• WHAT IS EXPECTED:
Go through the records below and return each line that has "branch" in it.

===== STORED DATA

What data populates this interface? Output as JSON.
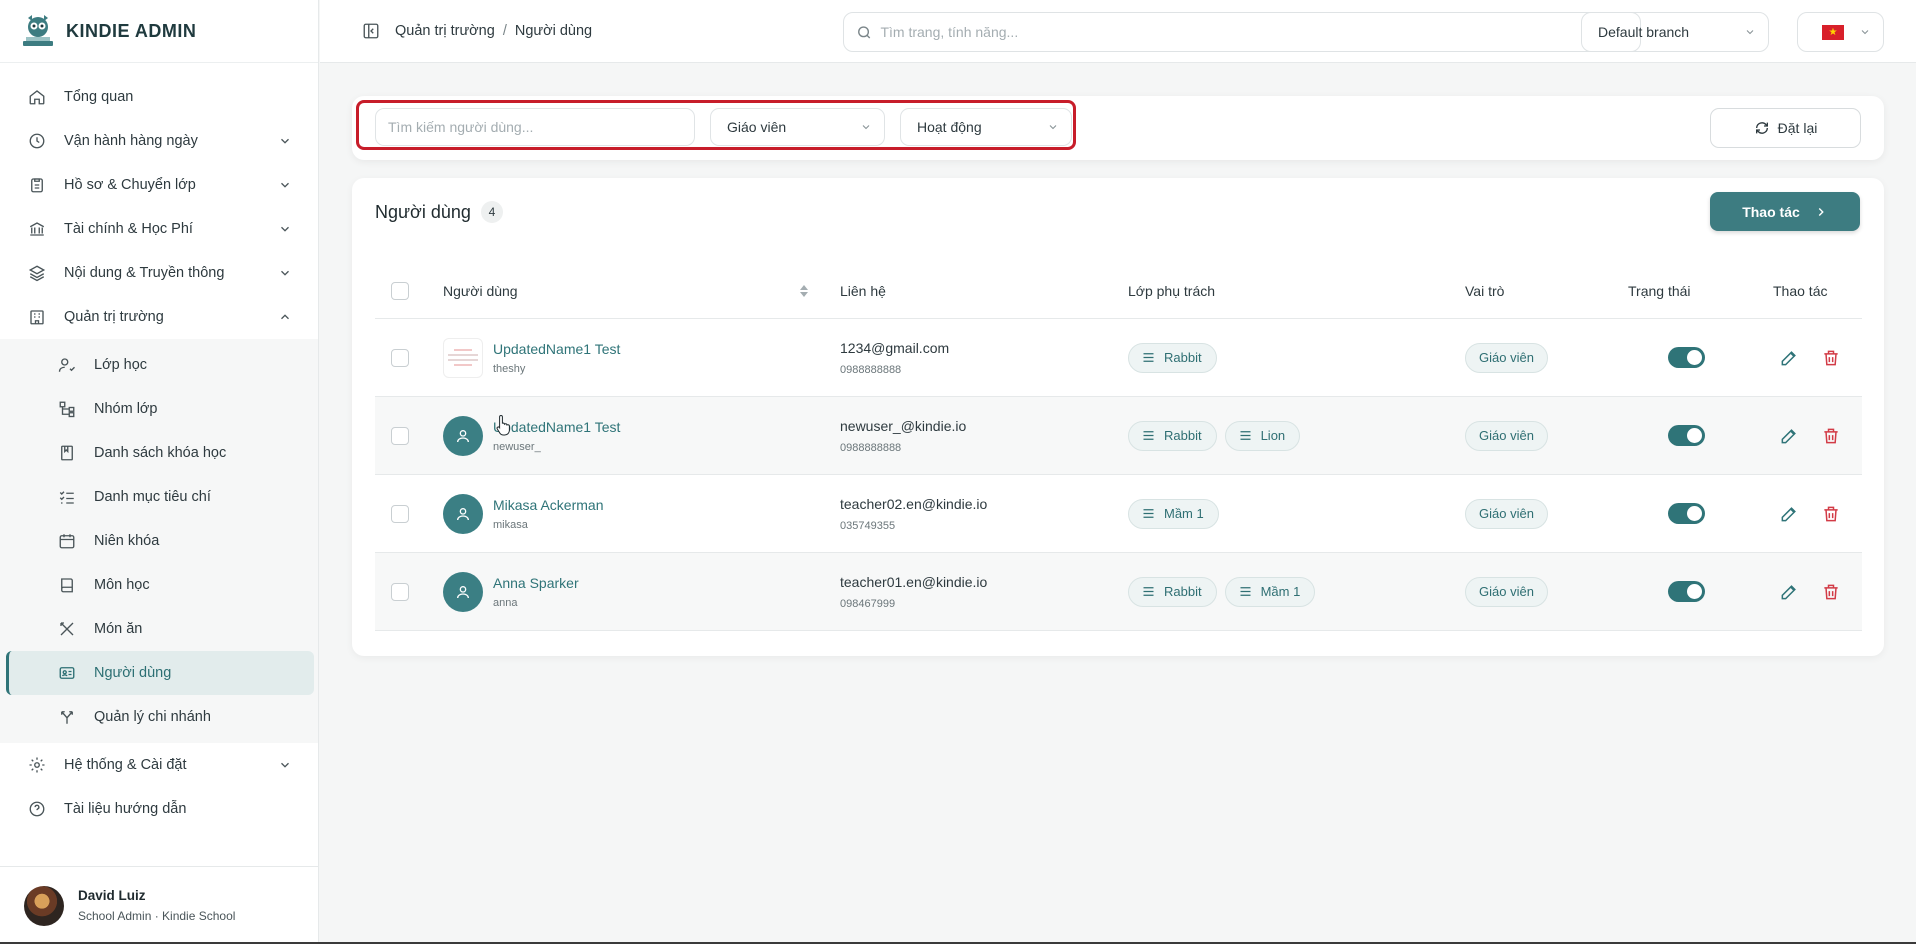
{
  "brand": {
    "name": "KINDIE ADMIN"
  },
  "sidebar": {
    "items": [
      {
        "label": "Tổng quan",
        "icon": "home-icon"
      },
      {
        "label": "Vận hành hàng ngày",
        "icon": "clock-icon"
      },
      {
        "label": "Hồ sơ & Chuyển lớp",
        "icon": "clipboard-icon"
      },
      {
        "label": "Tài chính & Học Phí",
        "icon": "bank-icon"
      },
      {
        "label": "Nội dung & Truyền thông",
        "icon": "layers-icon"
      },
      {
        "label": "Quản trị trường",
        "icon": "building-icon"
      }
    ],
    "subitems": [
      {
        "label": "Lớp học",
        "icon": "user-check-icon"
      },
      {
        "label": "Nhóm lớp",
        "icon": "tree-icon"
      },
      {
        "label": "Danh sách khóa học",
        "icon": "bookmark-icon"
      },
      {
        "label": "Danh mục tiêu chí",
        "icon": "list-check-icon"
      },
      {
        "label": "Niên khóa",
        "icon": "calendar-icon"
      },
      {
        "label": "Môn học",
        "icon": "book-icon"
      },
      {
        "label": "Món ăn",
        "icon": "utensils-icon"
      },
      {
        "label": "Người dùng",
        "icon": "id-card-icon"
      },
      {
        "label": "Quản lý chi nhánh",
        "icon": "branch-icon"
      }
    ],
    "bottom_items": [
      {
        "label": "Hệ thống & Cài đặt",
        "icon": "gear-icon"
      },
      {
        "label": "Tài liệu hướng dẫn",
        "icon": "help-icon"
      }
    ]
  },
  "profile": {
    "name": "David Luiz",
    "role": "School Admin · Kindie School"
  },
  "header": {
    "breadcrumb": [
      "Quản trị trường",
      "/",
      "Người dùng"
    ],
    "search_placeholder": "Tìm trang, tính năng...",
    "branch": "Default branch"
  },
  "filters": {
    "search_placeholder": "Tìm kiếm người dùng...",
    "role": "Giáo viên",
    "status": "Hoạt động",
    "reset_label": "Đặt lại"
  },
  "users_card": {
    "title": "Người dùng",
    "count": "4",
    "action_label": "Thao tác"
  },
  "table": {
    "headers": {
      "user": "Người dùng",
      "contact": "Liên hệ",
      "classes": "Lớp phụ trách",
      "role": "Vai trò",
      "status": "Trạng thái",
      "actions": "Thao tác"
    },
    "rows": [
      {
        "name": "UpdatedName1 Test",
        "username": "theshy",
        "email": "1234@gmail.com",
        "phone": "0988888888",
        "classes": [
          "Rabbit"
        ],
        "role": "Giáo viên",
        "active": true,
        "avatar": "thumbnail"
      },
      {
        "name": "UpdatedName1 Test",
        "username": "newuser_",
        "email": "newuser_@kindie.io",
        "phone": "0988888888",
        "classes": [
          "Rabbit",
          "Lion"
        ],
        "role": "Giáo viên",
        "active": true,
        "avatar": "person-icon"
      },
      {
        "name": "Mikasa Ackerman",
        "username": "mikasa",
        "email": "teacher02.en@kindie.io",
        "phone": "035749355",
        "classes": [
          "Mầm 1"
        ],
        "role": "Giáo viên",
        "active": true,
        "avatar": "person-icon"
      },
      {
        "name": "Anna Sparker",
        "username": "anna",
        "email": "teacher01.en@kindie.io",
        "phone": "098467999",
        "classes": [
          "Rabbit",
          "Mầm 1"
        ],
        "role": "Giáo viên",
        "active": true,
        "avatar": "person-icon"
      }
    ]
  },
  "colors": {
    "accent": "#3d7c81",
    "danger": "#d23b46",
    "highlight": "#c71d2a"
  }
}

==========

• RESULT:
        "icon": "branch-icon"
    "branch": "Default branch"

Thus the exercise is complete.